In the fall of 2013, I was drawn to a woman named Alex Winston. I had stumbled upon her 2012 album King Con and fell in love with it. It was full of pop weirdness, songs I found both catchy and totally bizarre. But when I searched for more information about it online, there was almost nothing available. I wanted to know why.
I found her contact info on her website and wrote her an email, telling her about how, in spite of her music being miles outside my wheelhouse as someone who listens almost exclusively to washed up hardcore bands, I loved King Con. I asked if we could hang out around her forthcoming Brooklyn Bowl show and I could write about her.
We met up for dinner in our shared neighborhood and she told me everything—how the album’s release was at the nexus of bad luck, between a dissolving label and poor management. A few nights later, I saw her live show for the first time. Afterwards, a woman who I recognized as her backup singer tapped me on the shoulder. “Are you Dan?” she asked. “Alex would like to see you.” I felt like I was in trouble, like I was getting called to the principal’s office. I expected to walk up the stairs into a greenroom full of industry types and hangers-on. But when I got up there, Alex was sitting there alone, relaxing in a big leather chair. She wanted to know when we would hang out next. There’s always a skepticism in the back of your mind as a music writer, a fear that artists are only buttering you up for positive coverage. So I appreciated her kindness but also took it with a grain of salt.
I published the article and called it “Alex Winston Should Be Famous,” not only because I liked the sound of it, but because had her album not been met with a clusterfuck of problems, I’m convinced she would already be. Alex was true to her word and over the last year and a half, she and I have become friends.
Over the course of our friendship, I've watched Alex dig herself out of the rut that King Con created for her and start again. In a weird way, she told me, the day my article published was the beginning of her closure. For some reason that’s still a mystery to me, she would occasionally ask for my opinion on music she was working on that dealt with this experience.
Eventually, her path to rebirth gave way to her forthcoming album, the three best songs of which are featured on this new EP. There's an epic poppy opener in which she returns to form, a personal slow jam, and an upbeat kicker that sounds right out of the Springsteen book of songwriting.
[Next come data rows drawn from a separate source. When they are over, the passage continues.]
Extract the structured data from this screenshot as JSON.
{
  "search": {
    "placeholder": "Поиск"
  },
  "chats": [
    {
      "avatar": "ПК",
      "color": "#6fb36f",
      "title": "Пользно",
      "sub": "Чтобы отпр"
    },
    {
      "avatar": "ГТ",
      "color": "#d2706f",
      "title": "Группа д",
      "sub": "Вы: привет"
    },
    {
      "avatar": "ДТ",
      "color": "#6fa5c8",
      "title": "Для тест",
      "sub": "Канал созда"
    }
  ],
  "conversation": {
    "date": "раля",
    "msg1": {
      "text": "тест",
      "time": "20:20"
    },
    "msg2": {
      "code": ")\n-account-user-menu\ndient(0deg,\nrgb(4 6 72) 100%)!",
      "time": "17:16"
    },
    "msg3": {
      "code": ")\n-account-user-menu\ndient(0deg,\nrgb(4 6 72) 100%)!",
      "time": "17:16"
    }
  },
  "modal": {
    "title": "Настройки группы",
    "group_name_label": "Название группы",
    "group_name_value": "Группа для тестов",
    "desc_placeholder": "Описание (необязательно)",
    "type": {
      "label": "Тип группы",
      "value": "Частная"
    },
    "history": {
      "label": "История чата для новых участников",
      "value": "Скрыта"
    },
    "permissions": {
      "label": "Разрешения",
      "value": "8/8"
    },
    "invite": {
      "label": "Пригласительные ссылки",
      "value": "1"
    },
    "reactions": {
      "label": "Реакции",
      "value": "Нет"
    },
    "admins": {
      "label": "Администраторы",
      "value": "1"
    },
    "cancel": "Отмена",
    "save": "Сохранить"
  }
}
When she asked me what I thought of the title of the EP, I didn’t even have to ask what it meant. I knew. It’s about the day she let it all go and started again. The day she died.